The movie was fun, stylish, well shot (decent CGI) and dramatically acted (I will always enjoy watch Eva Green hamming it up, as long as its not Camelot) but generally forgettable.

I know very little of the graphic novel Hercules is based on. Despite my pirate access to all and every comic, the lack of visits to comic shops has diminished my awareness of the hot titles.  Maybe it wasn't so hot, as the lack of Googlish data says something.  Anyways, I was not aware of it being a comic before the trailers of the movie came out, and I was not aware of the type of movie it was, based on the trailers.

The trailers do a disservice to this movie. They depict a typical, expected adaptation of the Hercules myth, showing his greatest feats, i.e. his Labours. But the movie is not so. This is Hercules, the man behind the myths, picking up years later as he leads a group of mercenaries who bank on his reputation. Whether real or myth, the name sells. Enemies and the rulers of Greek city states believe he did all the feats of heroism by himself, not knowing that this D&D party of variously skilled adventurers helped him accomplish it all. That is what this movie is about.

Even without the myth, Hercules is a dominant warrior, hired for good reason.
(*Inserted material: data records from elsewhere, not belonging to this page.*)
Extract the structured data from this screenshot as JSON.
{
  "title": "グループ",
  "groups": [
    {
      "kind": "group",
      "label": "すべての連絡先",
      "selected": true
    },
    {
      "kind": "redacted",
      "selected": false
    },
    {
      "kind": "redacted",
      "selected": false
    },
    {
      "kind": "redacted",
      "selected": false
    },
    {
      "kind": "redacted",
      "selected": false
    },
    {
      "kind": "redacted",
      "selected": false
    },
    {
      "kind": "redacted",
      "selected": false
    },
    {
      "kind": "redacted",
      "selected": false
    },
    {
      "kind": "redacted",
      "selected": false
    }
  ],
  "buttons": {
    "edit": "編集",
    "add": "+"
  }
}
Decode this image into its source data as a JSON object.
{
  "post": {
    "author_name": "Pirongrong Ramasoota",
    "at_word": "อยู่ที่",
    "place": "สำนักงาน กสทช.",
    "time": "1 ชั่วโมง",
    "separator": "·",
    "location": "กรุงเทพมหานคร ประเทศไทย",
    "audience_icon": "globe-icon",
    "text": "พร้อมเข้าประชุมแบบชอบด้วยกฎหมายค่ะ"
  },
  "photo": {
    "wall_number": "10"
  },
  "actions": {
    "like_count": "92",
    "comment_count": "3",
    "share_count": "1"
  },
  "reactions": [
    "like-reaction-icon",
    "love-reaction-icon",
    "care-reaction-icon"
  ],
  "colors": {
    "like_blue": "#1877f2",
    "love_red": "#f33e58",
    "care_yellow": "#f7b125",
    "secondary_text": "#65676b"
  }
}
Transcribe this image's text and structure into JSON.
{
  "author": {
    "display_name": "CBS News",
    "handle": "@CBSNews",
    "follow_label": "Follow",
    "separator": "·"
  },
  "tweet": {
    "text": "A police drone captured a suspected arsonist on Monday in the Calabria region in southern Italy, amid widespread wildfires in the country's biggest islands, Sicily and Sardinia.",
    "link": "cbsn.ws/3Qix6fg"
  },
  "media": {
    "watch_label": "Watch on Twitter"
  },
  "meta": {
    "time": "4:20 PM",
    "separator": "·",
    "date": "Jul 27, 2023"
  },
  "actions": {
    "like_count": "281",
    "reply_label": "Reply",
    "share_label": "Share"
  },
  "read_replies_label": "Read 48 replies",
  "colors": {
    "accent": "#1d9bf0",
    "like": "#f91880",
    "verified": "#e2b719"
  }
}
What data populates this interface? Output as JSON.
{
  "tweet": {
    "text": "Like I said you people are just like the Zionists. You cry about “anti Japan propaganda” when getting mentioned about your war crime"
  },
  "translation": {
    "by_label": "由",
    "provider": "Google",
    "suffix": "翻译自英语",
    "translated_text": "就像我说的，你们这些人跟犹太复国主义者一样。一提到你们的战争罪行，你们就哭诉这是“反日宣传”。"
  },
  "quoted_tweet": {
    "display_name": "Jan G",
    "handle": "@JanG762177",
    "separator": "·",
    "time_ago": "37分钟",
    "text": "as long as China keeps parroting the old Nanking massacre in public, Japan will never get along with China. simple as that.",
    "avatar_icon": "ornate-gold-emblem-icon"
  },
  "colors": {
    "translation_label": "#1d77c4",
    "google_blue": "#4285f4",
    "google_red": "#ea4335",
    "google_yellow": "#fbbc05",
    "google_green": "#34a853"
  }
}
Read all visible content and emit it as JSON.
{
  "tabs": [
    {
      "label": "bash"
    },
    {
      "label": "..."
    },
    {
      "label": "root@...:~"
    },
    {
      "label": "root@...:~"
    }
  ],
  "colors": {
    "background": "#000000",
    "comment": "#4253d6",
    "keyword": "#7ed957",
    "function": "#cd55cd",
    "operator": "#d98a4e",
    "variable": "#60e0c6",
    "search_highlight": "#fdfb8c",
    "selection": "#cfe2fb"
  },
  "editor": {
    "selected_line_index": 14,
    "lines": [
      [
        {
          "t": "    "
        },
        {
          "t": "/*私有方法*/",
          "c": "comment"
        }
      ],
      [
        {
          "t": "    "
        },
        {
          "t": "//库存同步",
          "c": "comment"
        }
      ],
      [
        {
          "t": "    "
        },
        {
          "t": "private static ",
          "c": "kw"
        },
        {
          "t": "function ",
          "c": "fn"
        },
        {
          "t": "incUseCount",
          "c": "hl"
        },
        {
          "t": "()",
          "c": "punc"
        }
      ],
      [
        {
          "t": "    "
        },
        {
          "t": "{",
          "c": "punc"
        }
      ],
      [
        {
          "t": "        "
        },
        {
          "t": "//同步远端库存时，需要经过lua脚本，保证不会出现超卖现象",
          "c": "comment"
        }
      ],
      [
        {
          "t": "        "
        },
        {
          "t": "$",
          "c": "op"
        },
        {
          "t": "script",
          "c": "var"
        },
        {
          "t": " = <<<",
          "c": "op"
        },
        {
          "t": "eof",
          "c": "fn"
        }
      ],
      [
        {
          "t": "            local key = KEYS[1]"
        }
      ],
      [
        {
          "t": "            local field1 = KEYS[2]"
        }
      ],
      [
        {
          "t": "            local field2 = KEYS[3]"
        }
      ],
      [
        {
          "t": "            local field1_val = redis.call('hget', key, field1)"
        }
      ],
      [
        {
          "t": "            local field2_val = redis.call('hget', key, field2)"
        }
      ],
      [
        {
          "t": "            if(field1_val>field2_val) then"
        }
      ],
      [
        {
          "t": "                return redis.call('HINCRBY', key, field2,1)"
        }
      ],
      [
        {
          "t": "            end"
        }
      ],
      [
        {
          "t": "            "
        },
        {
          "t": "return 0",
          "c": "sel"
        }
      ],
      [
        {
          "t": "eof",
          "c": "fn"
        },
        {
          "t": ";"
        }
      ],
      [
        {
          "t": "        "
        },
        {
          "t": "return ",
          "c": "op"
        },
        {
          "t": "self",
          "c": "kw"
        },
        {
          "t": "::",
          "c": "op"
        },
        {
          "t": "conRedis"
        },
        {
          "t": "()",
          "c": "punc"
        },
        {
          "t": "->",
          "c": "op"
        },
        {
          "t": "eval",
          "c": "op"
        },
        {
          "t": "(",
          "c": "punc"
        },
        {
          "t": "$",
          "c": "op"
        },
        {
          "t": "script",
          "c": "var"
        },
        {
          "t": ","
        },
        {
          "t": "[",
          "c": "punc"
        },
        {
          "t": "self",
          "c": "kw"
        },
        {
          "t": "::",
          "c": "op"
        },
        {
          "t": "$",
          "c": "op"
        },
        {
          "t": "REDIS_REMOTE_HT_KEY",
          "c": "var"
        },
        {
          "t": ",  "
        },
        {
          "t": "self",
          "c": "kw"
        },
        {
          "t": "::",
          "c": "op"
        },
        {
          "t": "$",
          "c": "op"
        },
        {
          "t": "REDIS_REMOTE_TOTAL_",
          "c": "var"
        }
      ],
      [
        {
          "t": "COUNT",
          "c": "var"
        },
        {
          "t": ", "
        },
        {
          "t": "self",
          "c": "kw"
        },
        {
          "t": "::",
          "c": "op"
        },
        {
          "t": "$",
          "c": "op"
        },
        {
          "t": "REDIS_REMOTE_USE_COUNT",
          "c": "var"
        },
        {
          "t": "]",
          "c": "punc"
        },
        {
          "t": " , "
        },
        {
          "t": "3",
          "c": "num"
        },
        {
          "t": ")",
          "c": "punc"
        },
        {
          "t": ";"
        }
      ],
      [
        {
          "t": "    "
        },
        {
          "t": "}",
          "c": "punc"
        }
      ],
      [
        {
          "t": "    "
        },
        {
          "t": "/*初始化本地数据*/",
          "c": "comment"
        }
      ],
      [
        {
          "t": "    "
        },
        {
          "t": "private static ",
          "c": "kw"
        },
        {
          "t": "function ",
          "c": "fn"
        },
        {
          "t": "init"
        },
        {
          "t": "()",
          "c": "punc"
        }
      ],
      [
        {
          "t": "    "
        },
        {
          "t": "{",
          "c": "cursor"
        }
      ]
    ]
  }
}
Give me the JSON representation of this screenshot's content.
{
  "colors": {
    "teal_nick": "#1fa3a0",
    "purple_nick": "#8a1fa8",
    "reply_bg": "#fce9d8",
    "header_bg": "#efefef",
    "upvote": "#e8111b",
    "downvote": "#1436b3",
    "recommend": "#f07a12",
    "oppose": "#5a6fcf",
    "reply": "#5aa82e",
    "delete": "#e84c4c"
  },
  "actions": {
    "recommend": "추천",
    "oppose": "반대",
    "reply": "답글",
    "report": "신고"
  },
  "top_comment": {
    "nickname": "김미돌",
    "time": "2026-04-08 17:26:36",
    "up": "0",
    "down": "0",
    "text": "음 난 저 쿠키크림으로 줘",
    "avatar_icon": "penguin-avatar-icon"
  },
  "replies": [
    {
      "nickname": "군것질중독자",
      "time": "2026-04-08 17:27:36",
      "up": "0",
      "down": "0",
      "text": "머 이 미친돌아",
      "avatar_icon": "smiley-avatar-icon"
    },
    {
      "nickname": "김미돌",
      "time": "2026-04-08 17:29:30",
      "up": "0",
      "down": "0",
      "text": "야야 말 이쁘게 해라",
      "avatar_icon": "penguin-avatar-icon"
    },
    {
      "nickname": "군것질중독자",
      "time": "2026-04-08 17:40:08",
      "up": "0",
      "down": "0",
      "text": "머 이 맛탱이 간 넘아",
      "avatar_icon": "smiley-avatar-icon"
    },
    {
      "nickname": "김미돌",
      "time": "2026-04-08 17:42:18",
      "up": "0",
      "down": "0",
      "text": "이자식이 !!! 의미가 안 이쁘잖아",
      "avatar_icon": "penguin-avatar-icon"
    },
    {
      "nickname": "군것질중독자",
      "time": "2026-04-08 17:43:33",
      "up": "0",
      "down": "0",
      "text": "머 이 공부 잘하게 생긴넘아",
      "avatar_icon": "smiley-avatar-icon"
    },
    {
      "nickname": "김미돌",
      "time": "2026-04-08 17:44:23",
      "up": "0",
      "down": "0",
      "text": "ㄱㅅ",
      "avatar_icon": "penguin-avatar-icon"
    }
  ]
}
The movie brings him to Thrace, in eastern Greece, to help a king go up against ruthless rebels. The king needs his army trained and the rebels vanquished. Hercules is not so sure about sending more young men to their deaths, but he wants the coin, so his men and he can retire. Things never go as planned in these movies, as betrayals pile up and Herc must decide who he really is.

Every time someone, usually Iolaus the storyteller, reminds us of how great Hercules was, we get a flashback to his battle with a legendary creature. But we also get hints of the truth behind the hero. These CGI monster laden scenes are what the trailer was telling us to see, but the core of the movie is how Hercules himself can both rise above his mythos and those around can learn to depend on the man. His men (and woman!) trust him, but he must learn to trust himself.

Its a fun movie, where The Rock gets to try his hand at a tortured hero trope. I doubt it had the weight the graphic novel was supposed to have, but it did a decent job of portraying something other than a big screen adaptation of familiar, typical mythos movies.

Really, that is my usual fallback to describing these movies. I don't expect great, I don't even expect good, but if I have fun, then I am usually satisfied. This one fell short of being added to my Swords & ... collection, and I would never have the intention of adding the first one, but I could not not see them. I always see them. And yes, I am the guy who will see Seventh Son with Jeff Bridges, should they actually ever get around to releasing it.